** Available data follows **

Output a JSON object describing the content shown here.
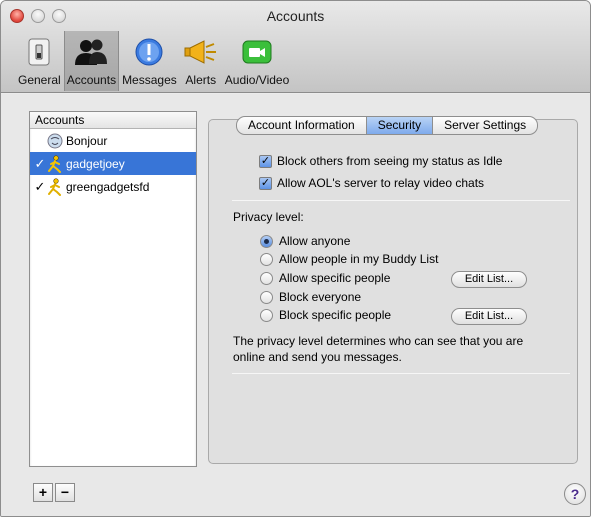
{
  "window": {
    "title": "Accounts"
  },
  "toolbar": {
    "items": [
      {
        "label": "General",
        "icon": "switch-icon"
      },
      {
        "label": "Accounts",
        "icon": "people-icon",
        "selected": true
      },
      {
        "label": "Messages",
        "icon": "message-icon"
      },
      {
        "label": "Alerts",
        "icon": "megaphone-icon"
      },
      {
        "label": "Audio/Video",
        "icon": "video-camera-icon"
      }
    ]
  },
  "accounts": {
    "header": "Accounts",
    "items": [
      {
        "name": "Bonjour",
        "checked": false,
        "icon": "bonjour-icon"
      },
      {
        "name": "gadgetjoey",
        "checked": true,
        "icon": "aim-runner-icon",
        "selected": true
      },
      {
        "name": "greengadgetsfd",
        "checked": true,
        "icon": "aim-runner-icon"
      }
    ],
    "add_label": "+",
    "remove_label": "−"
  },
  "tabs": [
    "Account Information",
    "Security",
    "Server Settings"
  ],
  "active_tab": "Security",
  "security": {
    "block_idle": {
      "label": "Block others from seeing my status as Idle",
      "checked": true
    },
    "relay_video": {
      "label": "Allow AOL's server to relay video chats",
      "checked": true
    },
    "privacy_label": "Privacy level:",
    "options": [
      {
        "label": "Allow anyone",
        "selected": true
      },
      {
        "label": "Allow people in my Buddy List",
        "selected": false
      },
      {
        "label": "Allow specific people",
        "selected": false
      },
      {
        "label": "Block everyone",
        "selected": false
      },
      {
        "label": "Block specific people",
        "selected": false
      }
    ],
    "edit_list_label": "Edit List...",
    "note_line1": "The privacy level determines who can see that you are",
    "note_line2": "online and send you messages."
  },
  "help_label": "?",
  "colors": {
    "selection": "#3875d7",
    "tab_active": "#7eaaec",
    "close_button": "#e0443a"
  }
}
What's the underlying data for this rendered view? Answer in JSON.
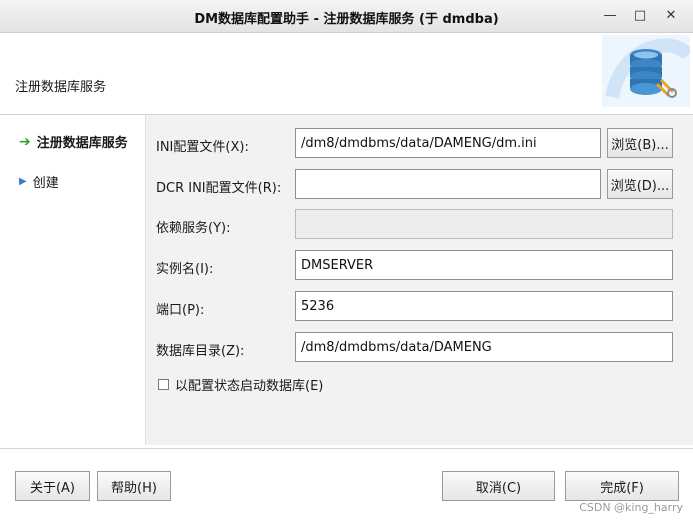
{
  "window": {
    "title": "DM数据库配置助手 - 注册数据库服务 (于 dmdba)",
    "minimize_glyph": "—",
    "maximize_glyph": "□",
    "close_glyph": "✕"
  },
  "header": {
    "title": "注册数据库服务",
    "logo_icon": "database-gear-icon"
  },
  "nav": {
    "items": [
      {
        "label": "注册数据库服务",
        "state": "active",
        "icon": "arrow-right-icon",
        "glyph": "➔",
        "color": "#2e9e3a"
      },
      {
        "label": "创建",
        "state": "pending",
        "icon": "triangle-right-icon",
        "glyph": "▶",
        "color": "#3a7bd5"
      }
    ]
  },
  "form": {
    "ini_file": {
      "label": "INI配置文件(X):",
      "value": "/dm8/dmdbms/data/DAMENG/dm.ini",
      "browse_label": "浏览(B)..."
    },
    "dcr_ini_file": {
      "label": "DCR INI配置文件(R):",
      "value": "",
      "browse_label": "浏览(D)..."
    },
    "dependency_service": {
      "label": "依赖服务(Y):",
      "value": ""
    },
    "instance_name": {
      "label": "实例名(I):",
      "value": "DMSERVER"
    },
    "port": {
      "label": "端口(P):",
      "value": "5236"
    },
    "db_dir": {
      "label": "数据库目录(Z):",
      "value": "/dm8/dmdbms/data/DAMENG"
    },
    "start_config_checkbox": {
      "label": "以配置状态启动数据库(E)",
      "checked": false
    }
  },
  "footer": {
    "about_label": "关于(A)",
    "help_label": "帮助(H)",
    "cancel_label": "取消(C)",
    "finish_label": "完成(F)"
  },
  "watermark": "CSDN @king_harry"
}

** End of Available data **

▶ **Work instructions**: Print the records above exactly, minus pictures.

▶ **Written solution**:
Output a JSON object describing the content shown here.
{
  "window": {
    "title": "Accounts"
  },
  "toolbar": {
    "items": [
      {
        "label": "General",
        "icon": "switch-icon"
      },
      {
        "label": "Accounts",
        "icon": "people-icon",
        "selected": true
      },
      {
        "label": "Messages",
        "icon": "message-icon"
      },
      {
        "label": "Alerts",
        "icon": "megaphone-icon"
      },
      {
        "label": "Audio/Video",
        "icon": "video-camera-icon"
      }
    ]
  },
  "accounts": {
    "header": "Accounts",
    "items": [
      {
        "name": "Bonjour",
        "checked": false,
        "icon": "bonjour-icon"
      },
      {
        "name": "gadgetjoey",
        "checked": true,
        "icon": "aim-runner-icon",
        "selected": true
      },
      {
        "name": "greengadgetsfd",
        "checked": true,
        "icon": "aim-runner-icon"
      }
    ],
    "add_label": "+",
    "remove_label": "−"
  },
  "tabs": [
    "Account Information",
    "Security",
    "Server Settings"
  ],
  "active_tab": "Security",
  "security": {
    "block_idle": {
      "label": "Block others from seeing my status as Idle",
      "checked": true
    },
    "relay_video": {
      "label": "Allow AOL's server to relay video chats",
      "checked": true
    },
    "privacy_label": "Privacy level:",
    "options": [
      {
        "label": "Allow anyone",
        "selected": true
      },
      {
        "label": "Allow people in my Buddy List",
        "selected": false
      },
      {
        "label": "Allow specific people",
        "selected": false
      },
      {
        "label": "Block everyone",
        "selected": false
      },
      {
        "label": "Block specific people",
        "selected": false
      }
    ],
    "edit_list_label": "Edit List...",
    "note_line1": "The privacy level determines who can see that you are",
    "note_line2": "online and send you messages."
  },
  "help_label": "?",
  "colors": {
    "selection": "#3875d7",
    "tab_active": "#7eaaec",
    "close_button": "#e0443a"
  }
}
What's the underlying data for this rendered view? Answer in JSON.
{
  "window": {
    "title": "DM数据库配置助手 - 注册数据库服务 (于 dmdba)",
    "minimize_glyph": "—",
    "maximize_glyph": "□",
    "close_glyph": "✕"
  },
  "header": {
    "title": "注册数据库服务",
    "logo_icon": "database-gear-icon"
  },
  "nav": {
    "items": [
      {
        "label": "注册数据库服务",
        "state": "active",
        "icon": "arrow-right-icon",
        "glyph": "➔",
        "color": "#2e9e3a"
      },
      {
        "label": "创建",
        "state": "pending",
        "icon": "triangle-right-icon",
        "glyph": "▶",
        "color": "#3a7bd5"
      }
    ]
  },
  "form": {
    "ini_file": {
      "label": "INI配置文件(X):",
      "value": "/dm8/dmdbms/data/DAMENG/dm.ini",
      "browse_label": "浏览(B)..."
    },
    "dcr_ini_file": {
      "label": "DCR INI配置文件(R):",
      "value": "",
      "browse_label": "浏览(D)..."
    },
    "dependency_service": {
      "label": "依赖服务(Y):",
      "value": ""
    },
    "instance_name": {
      "label": "实例名(I):",
      "value": "DMSERVER"
    },
    "port": {
      "label": "端口(P):",
      "value": "5236"
    },
    "db_dir": {
      "label": "数据库目录(Z):",
      "value": "/dm8/dmdbms/data/DAMENG"
    },
    "start_config_checkbox": {
      "label": "以配置状态启动数据库(E)",
      "checked": false
    }
  },
  "footer": {
    "about_label": "关于(A)",
    "help_label": "帮助(H)",
    "cancel_label": "取消(C)",
    "finish_label": "完成(F)"
  },
  "watermark": "CSDN @king_harry"
}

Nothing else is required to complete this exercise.